§ **EXERCISE OBJECTIVE**
Starting from the first line below, count every line holding the word "brand", then state the total alone.

━━━

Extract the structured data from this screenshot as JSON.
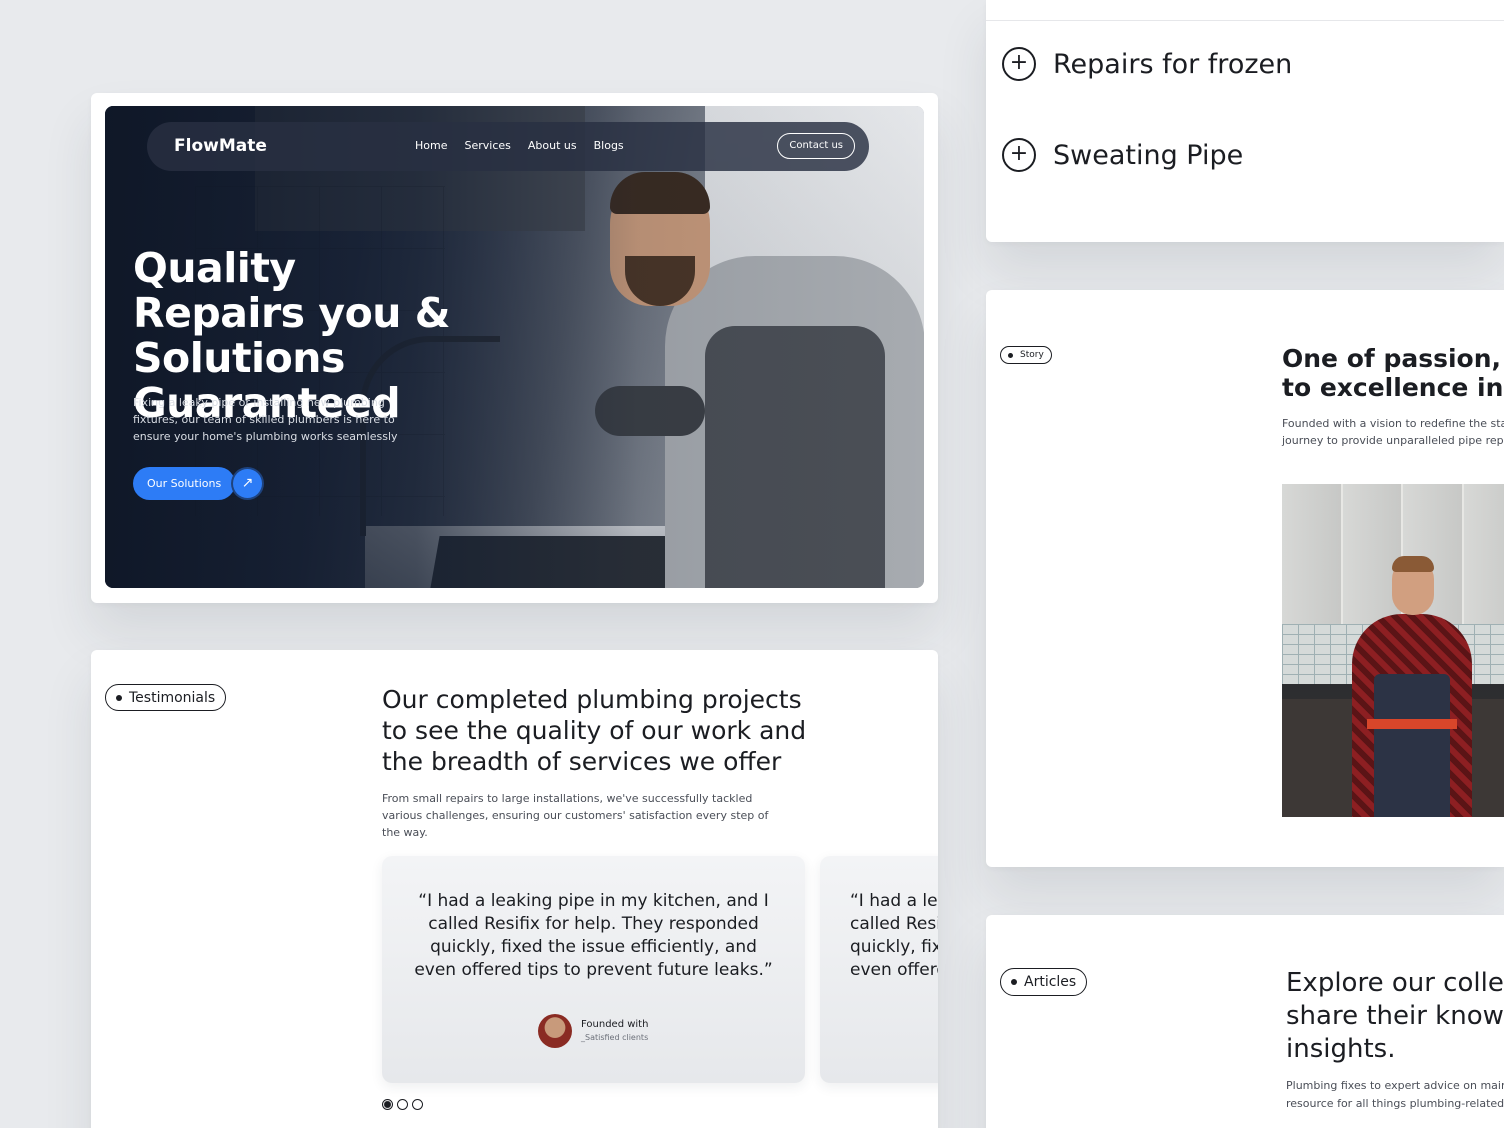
{
  "hero": {
    "brand": "FlowMate",
    "nav": [
      "Home",
      "Services",
      "About us",
      "Blogs"
    ],
    "contact_label": "Contact us",
    "title": "Quality Repairs you & Solutions Guaranteed",
    "description": "Fixing a leaky pipe or installing new plumbing fixtures, our team of skilled plumbers is here to ensure your home's plumbing works seamlessly",
    "cta_label": "Our Solutions",
    "cta_icon": "arrow-up-right-icon",
    "accent_color": "#2d7cf6"
  },
  "testimonials": {
    "pill": "Testimonials",
    "title": "Our completed plumbing projects to see the quality of our work and the breadth of services we offer",
    "description": "From small repairs to large installations, we've successfully tackled various challenges, ensuring our customers' satisfaction every step of the way.",
    "cards": [
      {
        "quote": "“I had a leaking pipe in my kitchen, and I called Resifix for help. They responded quickly, fixed the issue efficiently, and even offered tips to prevent future leaks.”",
        "name": "Founded with",
        "sub": "_Satisfied clients"
      },
      {
        "quote": "“I had a leaking pipe in my kitchen, and I called Resifix for help. They responded quickly, fixed the issue efficiently, and even offered tips to prevent future leaks.”"
      }
    ],
    "pagination": {
      "total": 3,
      "active": 1
    }
  },
  "faq": {
    "items": [
      {
        "label": "Repairs for frozen",
        "icon": "plus-circle-icon"
      },
      {
        "label": "Sweating Pipe",
        "icon": "plus-circle-icon"
      }
    ]
  },
  "story": {
    "pill": "Story",
    "title_line1": "One of passion, de",
    "title_line2": "to excellence in plu",
    "desc_line1": "Founded with a vision to redefine the stand",
    "desc_line2": "journey to provide unparalleled pipe repair"
  },
  "articles": {
    "pill": "Articles",
    "title": "Explore our collect\nshare their knowle\ninsights.",
    "description": "Plumbing fixes to expert advice on maint\nresource for all things plumbing-related."
  }
}
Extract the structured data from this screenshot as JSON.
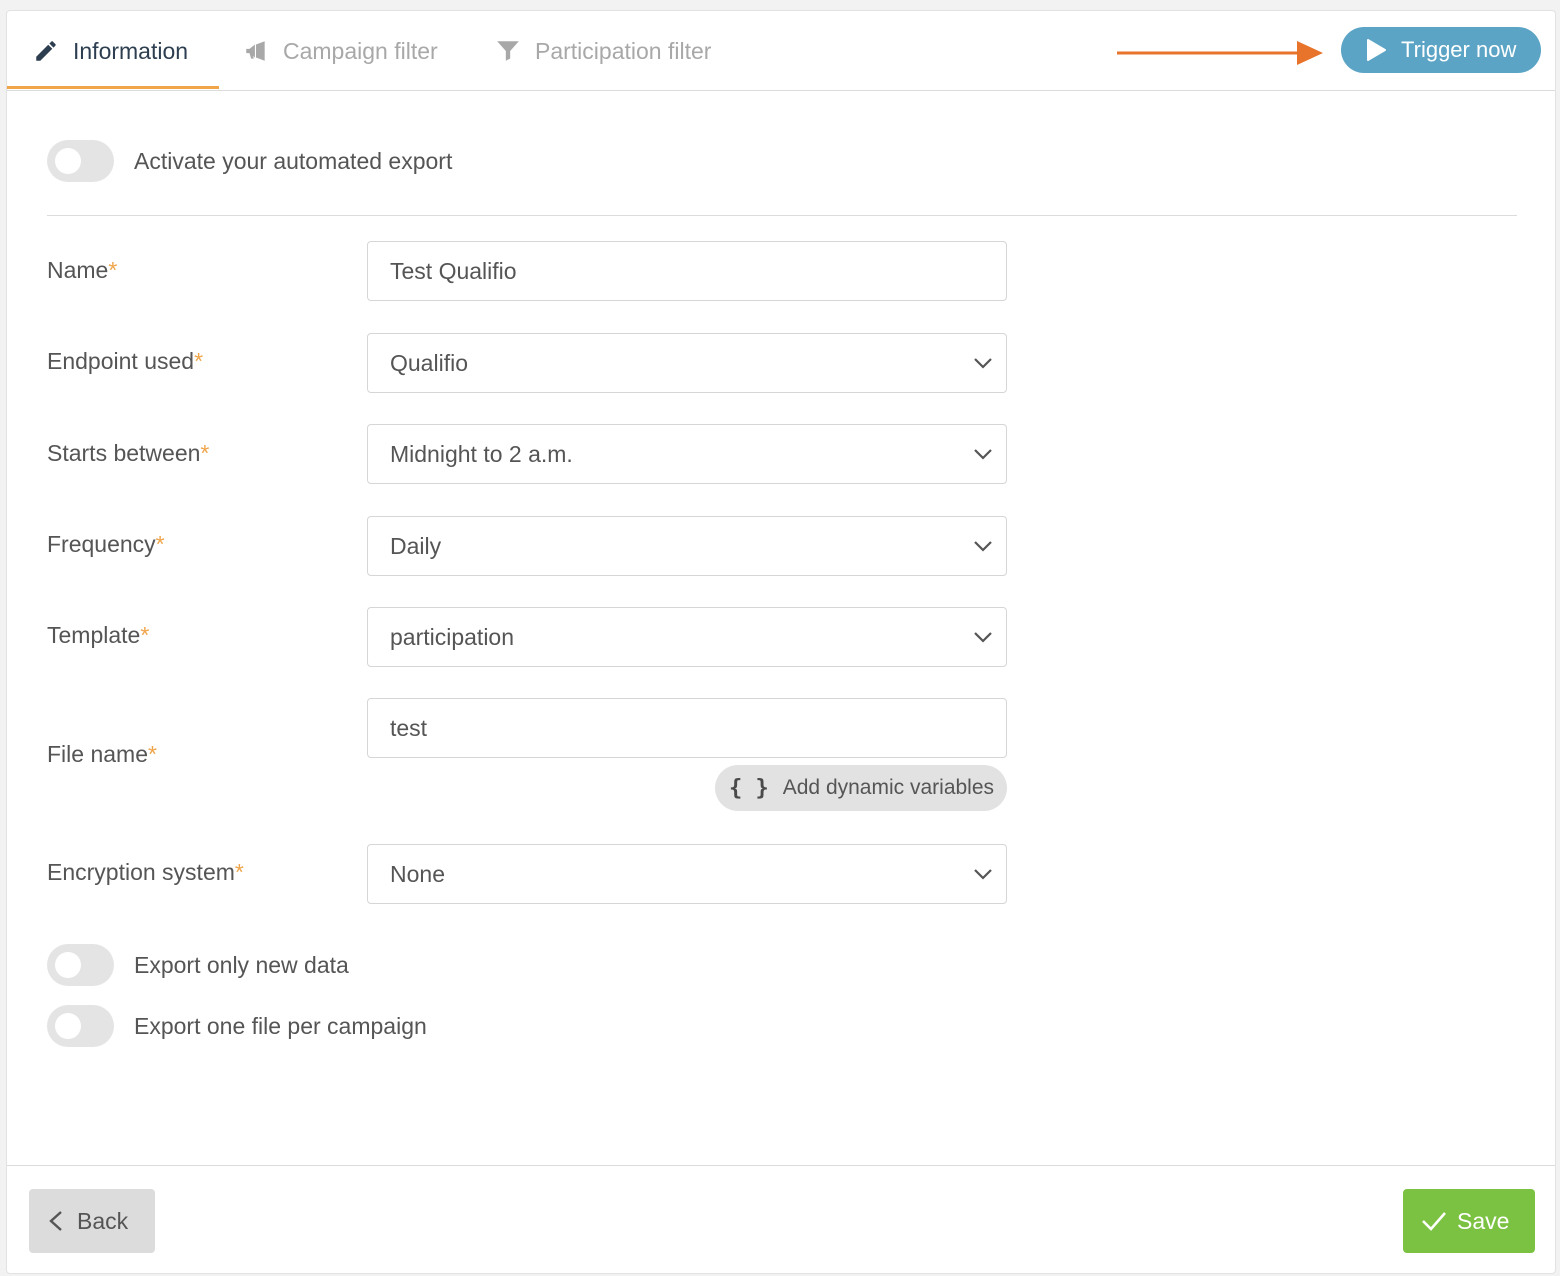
{
  "tabs": {
    "information": "Information",
    "campaign_filter": "Campaign filter",
    "participation_filter": "Participation filter"
  },
  "trigger_button": "Trigger now",
  "activate_toggle": {
    "label": "Activate your automated export",
    "on": false
  },
  "form": {
    "name": {
      "label": "Name",
      "required": "*",
      "value": "Test Qualifio"
    },
    "endpoint": {
      "label": "Endpoint used",
      "required": "*",
      "value": "Qualifio"
    },
    "starts_between": {
      "label": "Starts between",
      "required": "*",
      "value": "Midnight to 2 a.m."
    },
    "frequency": {
      "label": "Frequency",
      "required": "*",
      "value": "Daily"
    },
    "template": {
      "label": "Template",
      "required": "*",
      "value": "participation"
    },
    "file_name": {
      "label": "File name",
      "required": "*",
      "value": "test"
    },
    "dynamic_variables_button": "Add dynamic variables",
    "dynamic_variables_icon": "{ }",
    "encryption": {
      "label": "Encryption system",
      "required": "*",
      "value": "None"
    }
  },
  "export_only_new_toggle": {
    "label": "Export only new data",
    "on": false
  },
  "export_one_file_toggle": {
    "label": "Export one file per campaign",
    "on": false
  },
  "footer": {
    "back": "Back",
    "save": "Save"
  },
  "colors": {
    "accent_orange": "#f0a54a",
    "arrow_orange": "#e8742c",
    "trigger_blue": "#5ba4c6",
    "save_green": "#7cc242"
  },
  "icons": {
    "information": "pencil-icon",
    "campaign_filter": "megaphone-icon",
    "participation_filter": "funnel-icon",
    "trigger": "play-icon",
    "back": "chevron-left-icon",
    "save": "check-icon"
  }
}
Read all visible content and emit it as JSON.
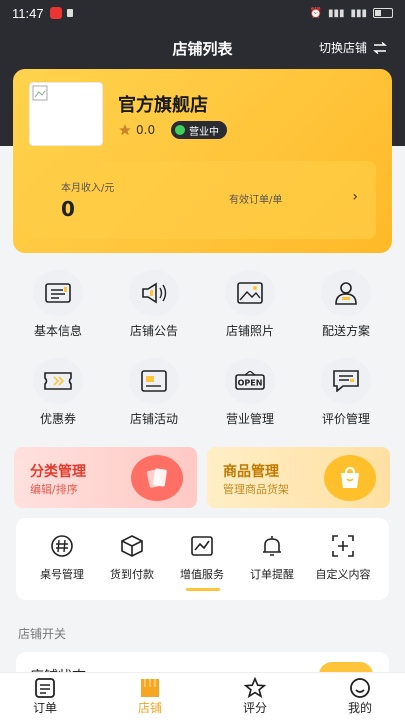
{
  "status_bar": {
    "time": "11:47"
  },
  "nav": {
    "title": "店铺列表",
    "switch_label": "切换店铺"
  },
  "store": {
    "name": "官方旗舰店",
    "rating": "0.0",
    "status": "营业中",
    "monthly_income_label": "本月收入/元",
    "monthly_income_value": "0",
    "valid_orders_label": "有效订单/单"
  },
  "grid": [
    {
      "label": "基本信息",
      "icon": "id-card-icon"
    },
    {
      "label": "店铺公告",
      "icon": "megaphone-icon"
    },
    {
      "label": "店铺照片",
      "icon": "image-icon"
    },
    {
      "label": "配送方案",
      "icon": "courier-icon"
    },
    {
      "label": "优惠券",
      "icon": "coupon-icon"
    },
    {
      "label": "店铺活动",
      "icon": "activity-icon"
    },
    {
      "label": "营业管理",
      "icon": "open-sign-icon"
    },
    {
      "label": "评价管理",
      "icon": "review-icon"
    }
  ],
  "promos": [
    {
      "title": "分类管理",
      "subtitle": "编辑/排序",
      "accent": "#e23b2e"
    },
    {
      "title": "商品管理",
      "subtitle": "管理商品货架",
      "accent": "#c07a00"
    }
  ],
  "tools": [
    {
      "label": "桌号管理",
      "icon": "hash-icon"
    },
    {
      "label": "货到付款",
      "icon": "box-icon"
    },
    {
      "label": "增值服务",
      "icon": "chart-icon"
    },
    {
      "label": "订单提醒",
      "icon": "bell-icon"
    },
    {
      "label": "自定义内容",
      "icon": "add-frame-icon"
    }
  ],
  "section": {
    "title": "店铺开关",
    "first_item": "店铺状态"
  },
  "tabs": [
    {
      "label": "订单",
      "icon": "order-icon"
    },
    {
      "label": "店铺",
      "icon": "store-icon",
      "active": true
    },
    {
      "label": "评分",
      "icon": "star-icon"
    },
    {
      "label": "我的",
      "icon": "profile-icon"
    }
  ],
  "colors": {
    "accent": "#ffc43a",
    "dark": "#2b2c31",
    "active_tab": "#f5a623"
  }
}
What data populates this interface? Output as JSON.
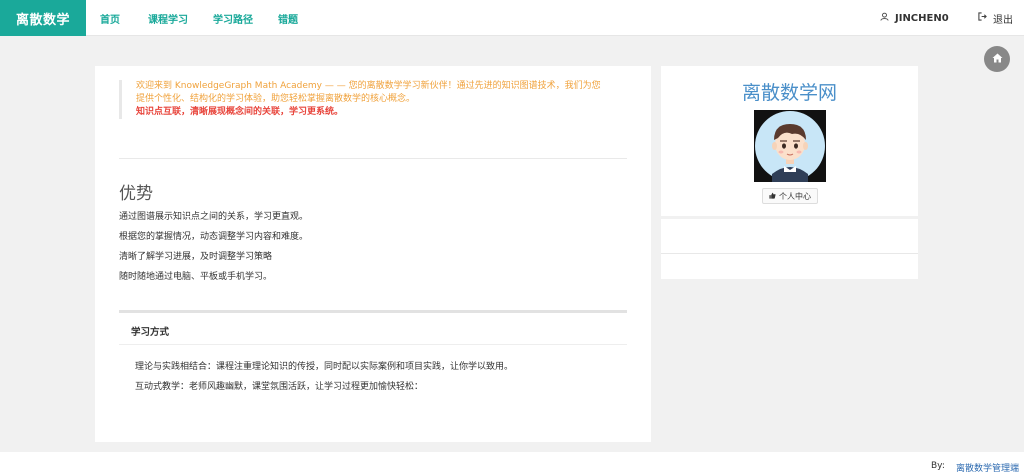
{
  "header": {
    "brand": "离散数学",
    "nav": [
      "首页",
      "课程学习",
      "学习路径",
      "错题"
    ],
    "username": "JINCHEN0",
    "logout": "退出"
  },
  "welcome": {
    "line1": "欢迎来到 KnowledgeGraph Math Academy — — 您的离散数学学习新伙伴！通过先进的知识图谱技术，我们为您提供个性化、结构化的学习体验，助您轻松掌握离散数学的核心概念。",
    "line2": "知识点互联，清晰展现概念间的关联，学习更系统。"
  },
  "advantages": {
    "title": "优势",
    "items": [
      "通过图谱展示知识点之间的关系，学习更直观。",
      "根据您的掌握情况，动态调整学习内容和难度。",
      "清晰了解学习进展，及时调整学习策略",
      "随时随地通过电脑、平板或手机学习。"
    ]
  },
  "study": {
    "title": "学习方式",
    "items": [
      "理论与实践相结合：课程注重理论知识的传授，同时配以实际案例和项目实践，让你学以致用。",
      "互动式教学：老师风趣幽默，课堂氛围活跃，让学习过程更加愉快轻松："
    ]
  },
  "sidebar": {
    "title": "离散数学网",
    "profile_button": "个人中心"
  },
  "footer": {
    "by": "By:",
    "link": "离散数学管理端"
  },
  "colors": {
    "brand": "#1aa99a",
    "welcome_text": "#f0a23c",
    "highlight_text": "#e8453c",
    "side_title": "#4a8fc9"
  }
}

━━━

§ **EXERCISE OUTPUT**
3